_PROBLEM_
Lines with the word "more": copy all of them from the entries below.

DATA RECORDS Block Start

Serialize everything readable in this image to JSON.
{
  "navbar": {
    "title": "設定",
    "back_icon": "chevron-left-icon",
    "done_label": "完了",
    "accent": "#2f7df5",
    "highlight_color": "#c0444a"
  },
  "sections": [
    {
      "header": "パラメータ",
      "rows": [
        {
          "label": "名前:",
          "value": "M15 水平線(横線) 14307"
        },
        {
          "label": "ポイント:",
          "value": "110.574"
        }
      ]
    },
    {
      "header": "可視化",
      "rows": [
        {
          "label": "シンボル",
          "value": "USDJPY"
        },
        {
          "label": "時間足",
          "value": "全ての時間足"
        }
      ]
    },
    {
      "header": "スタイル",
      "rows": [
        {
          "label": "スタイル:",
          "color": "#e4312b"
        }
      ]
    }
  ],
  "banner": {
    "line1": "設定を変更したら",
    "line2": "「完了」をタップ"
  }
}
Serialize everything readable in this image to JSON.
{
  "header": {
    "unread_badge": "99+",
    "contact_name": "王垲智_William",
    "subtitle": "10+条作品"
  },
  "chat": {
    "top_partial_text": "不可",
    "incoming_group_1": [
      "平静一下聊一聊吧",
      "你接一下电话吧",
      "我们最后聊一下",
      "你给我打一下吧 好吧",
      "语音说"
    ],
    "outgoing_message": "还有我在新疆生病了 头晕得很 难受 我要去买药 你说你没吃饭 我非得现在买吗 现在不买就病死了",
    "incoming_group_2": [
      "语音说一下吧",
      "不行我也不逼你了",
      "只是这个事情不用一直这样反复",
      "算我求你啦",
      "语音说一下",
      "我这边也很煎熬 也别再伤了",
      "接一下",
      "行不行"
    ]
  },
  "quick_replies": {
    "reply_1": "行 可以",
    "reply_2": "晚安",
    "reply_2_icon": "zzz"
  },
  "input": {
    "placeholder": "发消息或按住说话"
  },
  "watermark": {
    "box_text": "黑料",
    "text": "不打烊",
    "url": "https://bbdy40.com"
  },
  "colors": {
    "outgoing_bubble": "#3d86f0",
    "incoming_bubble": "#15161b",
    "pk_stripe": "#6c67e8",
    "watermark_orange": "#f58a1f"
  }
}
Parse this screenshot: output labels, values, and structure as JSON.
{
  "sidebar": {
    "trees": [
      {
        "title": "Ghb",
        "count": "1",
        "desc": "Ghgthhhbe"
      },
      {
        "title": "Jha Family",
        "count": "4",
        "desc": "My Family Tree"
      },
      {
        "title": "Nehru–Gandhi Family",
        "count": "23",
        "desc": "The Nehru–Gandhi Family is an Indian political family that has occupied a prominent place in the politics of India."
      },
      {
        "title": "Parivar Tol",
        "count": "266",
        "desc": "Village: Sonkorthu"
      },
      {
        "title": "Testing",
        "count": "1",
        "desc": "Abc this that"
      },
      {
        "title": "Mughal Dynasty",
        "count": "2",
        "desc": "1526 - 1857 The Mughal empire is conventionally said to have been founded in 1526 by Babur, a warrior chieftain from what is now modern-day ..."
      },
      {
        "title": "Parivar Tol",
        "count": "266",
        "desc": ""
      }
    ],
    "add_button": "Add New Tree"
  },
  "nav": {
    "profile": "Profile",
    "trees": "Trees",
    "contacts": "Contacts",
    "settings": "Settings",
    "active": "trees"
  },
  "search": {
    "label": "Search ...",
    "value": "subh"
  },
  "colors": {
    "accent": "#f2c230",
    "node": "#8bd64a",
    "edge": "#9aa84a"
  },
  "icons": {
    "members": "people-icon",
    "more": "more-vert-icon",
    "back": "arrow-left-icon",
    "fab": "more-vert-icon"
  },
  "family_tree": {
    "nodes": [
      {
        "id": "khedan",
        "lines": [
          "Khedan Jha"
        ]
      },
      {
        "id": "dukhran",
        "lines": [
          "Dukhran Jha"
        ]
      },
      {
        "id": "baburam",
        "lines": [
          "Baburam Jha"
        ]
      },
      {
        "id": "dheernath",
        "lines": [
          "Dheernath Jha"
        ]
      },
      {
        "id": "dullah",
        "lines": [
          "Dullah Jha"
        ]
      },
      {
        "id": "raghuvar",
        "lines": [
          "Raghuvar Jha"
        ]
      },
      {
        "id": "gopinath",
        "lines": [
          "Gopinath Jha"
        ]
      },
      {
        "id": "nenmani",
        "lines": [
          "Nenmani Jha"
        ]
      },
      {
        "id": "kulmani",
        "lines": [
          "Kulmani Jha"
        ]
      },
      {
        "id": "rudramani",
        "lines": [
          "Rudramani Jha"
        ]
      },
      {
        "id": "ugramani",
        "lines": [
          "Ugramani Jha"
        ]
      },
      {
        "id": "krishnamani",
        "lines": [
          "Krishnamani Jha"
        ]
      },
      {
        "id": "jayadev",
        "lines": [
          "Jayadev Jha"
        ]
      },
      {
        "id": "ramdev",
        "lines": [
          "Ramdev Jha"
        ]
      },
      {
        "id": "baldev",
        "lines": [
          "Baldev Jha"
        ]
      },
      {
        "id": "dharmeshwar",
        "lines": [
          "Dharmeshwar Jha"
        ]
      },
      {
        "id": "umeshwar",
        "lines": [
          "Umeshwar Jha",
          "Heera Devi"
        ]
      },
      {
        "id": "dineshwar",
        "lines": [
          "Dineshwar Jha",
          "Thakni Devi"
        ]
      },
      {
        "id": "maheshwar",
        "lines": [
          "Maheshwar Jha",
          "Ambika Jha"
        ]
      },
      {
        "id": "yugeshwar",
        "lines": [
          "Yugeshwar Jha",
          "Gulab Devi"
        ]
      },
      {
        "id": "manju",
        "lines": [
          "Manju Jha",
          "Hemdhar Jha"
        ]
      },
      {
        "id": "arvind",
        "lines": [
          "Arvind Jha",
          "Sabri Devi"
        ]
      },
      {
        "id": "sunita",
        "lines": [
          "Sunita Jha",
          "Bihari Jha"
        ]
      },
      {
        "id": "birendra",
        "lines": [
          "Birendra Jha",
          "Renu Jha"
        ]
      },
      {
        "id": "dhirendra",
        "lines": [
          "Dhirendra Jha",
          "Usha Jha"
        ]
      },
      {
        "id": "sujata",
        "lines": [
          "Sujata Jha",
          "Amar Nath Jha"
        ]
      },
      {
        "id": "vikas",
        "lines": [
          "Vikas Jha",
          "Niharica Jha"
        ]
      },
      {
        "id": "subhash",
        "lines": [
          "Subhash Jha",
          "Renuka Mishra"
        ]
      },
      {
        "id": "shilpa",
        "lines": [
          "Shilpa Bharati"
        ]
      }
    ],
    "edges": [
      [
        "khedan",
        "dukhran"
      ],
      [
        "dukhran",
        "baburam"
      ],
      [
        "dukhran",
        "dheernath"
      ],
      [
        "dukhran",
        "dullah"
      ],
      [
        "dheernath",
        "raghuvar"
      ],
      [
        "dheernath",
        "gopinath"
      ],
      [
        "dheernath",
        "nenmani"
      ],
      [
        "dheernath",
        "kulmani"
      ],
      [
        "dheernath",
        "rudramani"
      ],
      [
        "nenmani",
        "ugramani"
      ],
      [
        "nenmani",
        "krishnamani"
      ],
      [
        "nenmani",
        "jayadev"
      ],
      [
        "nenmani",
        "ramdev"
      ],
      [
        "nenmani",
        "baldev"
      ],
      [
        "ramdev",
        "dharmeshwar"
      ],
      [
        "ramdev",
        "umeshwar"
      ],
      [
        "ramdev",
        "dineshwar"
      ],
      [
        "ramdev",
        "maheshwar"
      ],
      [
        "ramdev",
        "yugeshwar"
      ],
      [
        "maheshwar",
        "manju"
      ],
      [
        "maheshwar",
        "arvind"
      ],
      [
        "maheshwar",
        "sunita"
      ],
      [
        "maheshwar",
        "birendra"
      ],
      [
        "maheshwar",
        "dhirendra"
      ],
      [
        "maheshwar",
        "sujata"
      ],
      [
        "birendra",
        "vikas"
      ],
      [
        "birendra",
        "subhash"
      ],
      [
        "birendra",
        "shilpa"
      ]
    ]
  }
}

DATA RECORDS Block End

_PROBLEM SOLUTION_
    "more": "more-vert-icon",
    "fab": "more-vert-icon"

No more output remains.